Much like other Nseries-branded solutions, the N96 is heavy on multimedia, and delivers especially with its video department. There is a handful of things going for it – the display diagonal, hardware support for H.264 decoding, speedier videos and a folding stand that allows having the N96 on flat surfaces at a video-friendly angle.

Interestingly, over a year ago Nokia started to enhance its product portfolio not only by varying styles, but also hardware platform underpinning their solutions. The Nokia N95 and its follow-ups built upon the TI OMAP chip, while the N96 takes advantage of STMicroelectronics’s Nomadik. So when comparing these two phones, their similarities don’t go beyond physical aspects, since other things, like functionality and hardware, are quite different.

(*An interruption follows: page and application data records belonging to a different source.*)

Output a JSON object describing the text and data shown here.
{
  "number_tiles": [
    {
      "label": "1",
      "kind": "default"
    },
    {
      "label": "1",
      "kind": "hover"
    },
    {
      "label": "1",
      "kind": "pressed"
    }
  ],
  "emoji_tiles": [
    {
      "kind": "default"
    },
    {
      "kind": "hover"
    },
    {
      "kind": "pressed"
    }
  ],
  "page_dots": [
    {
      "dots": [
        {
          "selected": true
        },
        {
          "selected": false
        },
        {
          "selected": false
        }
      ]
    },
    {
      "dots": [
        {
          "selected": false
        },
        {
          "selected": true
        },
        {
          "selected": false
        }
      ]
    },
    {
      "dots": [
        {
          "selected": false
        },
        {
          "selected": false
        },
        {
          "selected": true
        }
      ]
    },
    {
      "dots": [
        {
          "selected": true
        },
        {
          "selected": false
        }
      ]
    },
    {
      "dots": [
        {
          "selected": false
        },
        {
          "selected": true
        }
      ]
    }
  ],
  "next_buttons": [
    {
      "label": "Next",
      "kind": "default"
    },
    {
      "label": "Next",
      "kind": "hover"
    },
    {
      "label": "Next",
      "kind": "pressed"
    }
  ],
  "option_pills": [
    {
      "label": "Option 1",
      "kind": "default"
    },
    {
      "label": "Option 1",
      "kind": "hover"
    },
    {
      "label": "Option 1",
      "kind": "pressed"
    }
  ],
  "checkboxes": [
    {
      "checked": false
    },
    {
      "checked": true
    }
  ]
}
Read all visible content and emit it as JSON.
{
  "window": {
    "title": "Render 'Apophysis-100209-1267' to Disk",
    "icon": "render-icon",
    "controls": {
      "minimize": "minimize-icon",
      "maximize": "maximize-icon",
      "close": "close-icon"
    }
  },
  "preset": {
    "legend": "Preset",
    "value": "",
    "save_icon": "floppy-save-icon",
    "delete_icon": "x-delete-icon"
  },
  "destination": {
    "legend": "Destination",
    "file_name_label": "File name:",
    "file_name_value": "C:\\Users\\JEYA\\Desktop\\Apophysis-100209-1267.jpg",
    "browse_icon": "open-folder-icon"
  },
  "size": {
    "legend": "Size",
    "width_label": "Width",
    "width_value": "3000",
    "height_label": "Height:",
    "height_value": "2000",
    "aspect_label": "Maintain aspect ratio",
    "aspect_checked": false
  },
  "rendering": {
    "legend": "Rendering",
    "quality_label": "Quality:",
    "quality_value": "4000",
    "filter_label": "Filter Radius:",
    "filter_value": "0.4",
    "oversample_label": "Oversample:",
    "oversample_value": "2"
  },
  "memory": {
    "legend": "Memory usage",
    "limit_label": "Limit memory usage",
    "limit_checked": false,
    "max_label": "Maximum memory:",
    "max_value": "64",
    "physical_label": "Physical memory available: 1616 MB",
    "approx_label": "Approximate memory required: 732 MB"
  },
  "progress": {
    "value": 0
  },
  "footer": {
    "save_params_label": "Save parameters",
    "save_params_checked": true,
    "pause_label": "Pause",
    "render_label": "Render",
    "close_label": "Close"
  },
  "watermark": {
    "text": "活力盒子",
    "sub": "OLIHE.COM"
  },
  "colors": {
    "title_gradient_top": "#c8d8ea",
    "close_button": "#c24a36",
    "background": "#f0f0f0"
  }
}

Is the N96 a mass-market solution? No. Then, is it heavily specialized, aiming at one particular niche? No. It is rather somewhere in between. This phone will see moderate sales, although the fuss around it will easily shadow its modest numbers.

Back to the table of contents >>>

Design, size, controls

Visually, the N96 is very much like the Nokia N81 8 Gb – same black finish with glossy surfaces, same controls, with a little bit of silver along the sides, making for a pretty seducing mix. The front face is extremely easy to soil with fingerprints and smudge; basically, it gets so dirty in a matter of minutes that a cleaning cloth becomes a must-have for its owners.

The phone measures in at 103x55x18 mm (125 grams) plus the camera part is even thicker due the rim around the lens that adds a couple of millimeters to the N96’s girth. On the whole, the N96 looks and feels more like some sort of shovel in the hand due to being quite wide – compared with the Nokia N81 it has gotten 0,5cm wider. While it is not a solution for women in any way, it is more about whether or not shop assistants will manage to convince them that it is the flagship solution. As far as I remember, the Nokia N93 wasn’t all that petite either, notwithstanding, women happily went for it and carried it around in their purses, and furthermore, some are still using it. It is important to realize that the Nokia N96’s dimensions are as close to the maximum as it get – its pocket-stretching casing won’t fit just about any jacket or trousers. Some may well argue with me on this, and I will readily agree that some types of clothes are perfect for the N96; but for the most part, it will not please you with its portability.
(more…)